Perhaps most surprisingly, the victims weren’t all a certain race, sexuality, or gender.
“Bullying impacts workers of all backgrounds regardless of race, education, income and level of authority within an organization,” says CareerBuilder VP Rosemary Haefner — although minorities certainly got it worse.
One-third of LGBT employees felt bullied, and women were bullied much more (34 percent) than men (22 percent). African-Americans and Hispanics also reported being bullied at a slightly higher rate overall than Caucasians.
Probably not because you are a loser, at least according to a research group called the Workplace Bullying Institute. “Most likely, you were targeted (for reasons the instigator may or may not have known) because you posed a ‘threat’ to him or her,” the WBI says.
WBI also says, and CareerBuilder’s study confirms, that the bully is usually the veteran of the group. Of the workers who felt bullied, nearly half said they felt bullied by their boss, while 25 percent said they were bullied by someone higher up.
Bullies can make you feel physically unsafe, but they can also inflict mental harm.
“It’s often a gray area, but when someone feels bullied, it typically involves a pattern of behavior where there is a gross lack of professionalism, consideration and respect — and that can come in various shapes and sizes,” Haefner says.
Some of the most common problems victims in the survey named included being accused of mistakes they didn’t make, having their comments dismissed at work, and a different set of policies being applied to them than coworkers.
Bullying can be psychological, too.
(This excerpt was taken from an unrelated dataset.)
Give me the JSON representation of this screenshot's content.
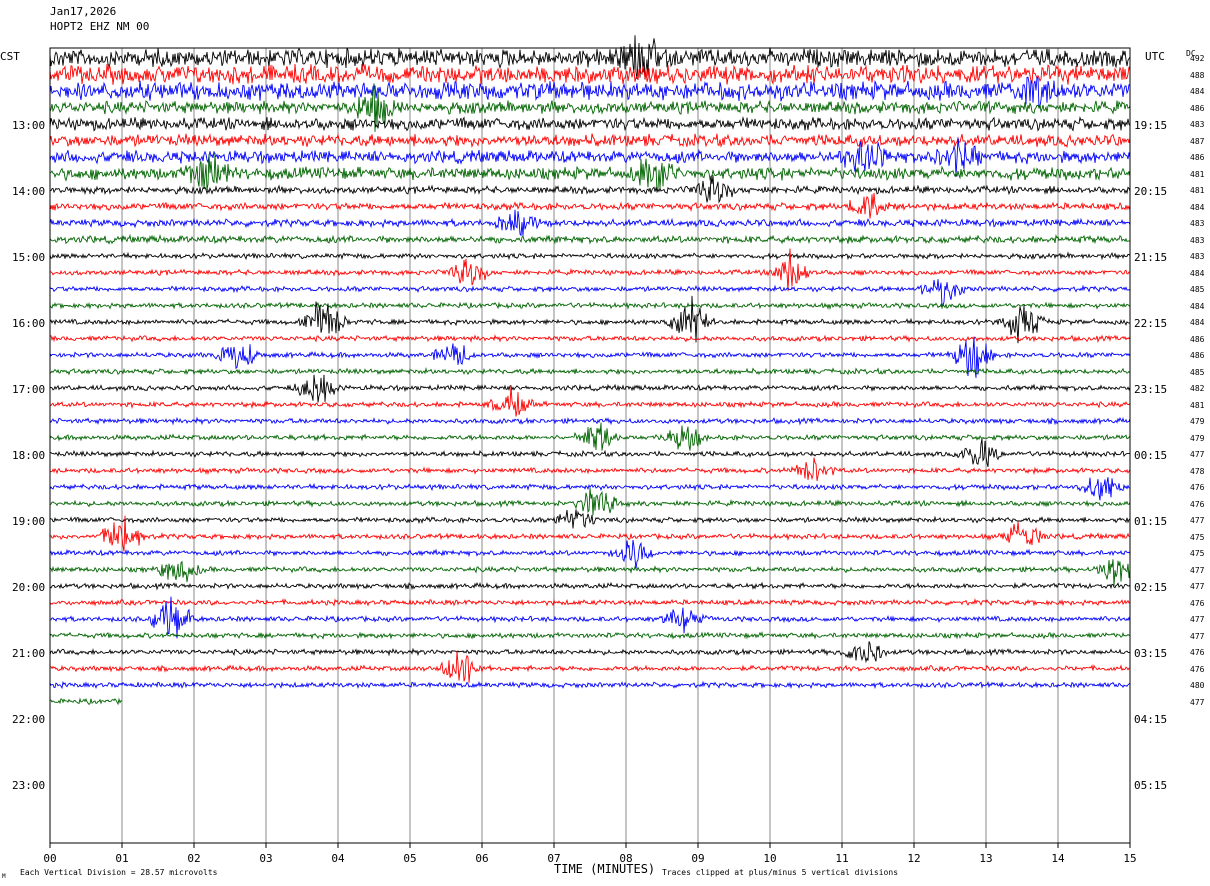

Maybe you’re not getting screamed at in front of your coworkers, but bullies can also put you down by spreading gossip about you, or by purposefully leaving you out of company meetings or lunches.
CBS says that one mistake many people make when dealing with a bully is waiting until one incident turns into a full-blown crisis to do anything. If you do encounter a bully at work, here are some things to consider:
1. Don’t wait out the problem. Bullies do not change overnight. If it’s not you, it’ll be someone else.
2. Document your experience. Start keeping notes on what exactly the bully is doing to you, and make notes of times and dates. That way, you’ll be able to keep track of how often it’s happening, and you’ll have proof when you take your case to upper management.
3. Tell someone else. Psychologist Gary Namie of WBI recommends that employees do not take their problems to HR. “Do not trust HR to give you advice that serves your own best interests — they work for management and are management,” he says. Instead, he recommends involving a boss, and making the case that being bullied harms the company’s bottom line.
Published by Debt.com, LLC Mobile users may also access the AMP Version: Getting bullied at work? - AMP.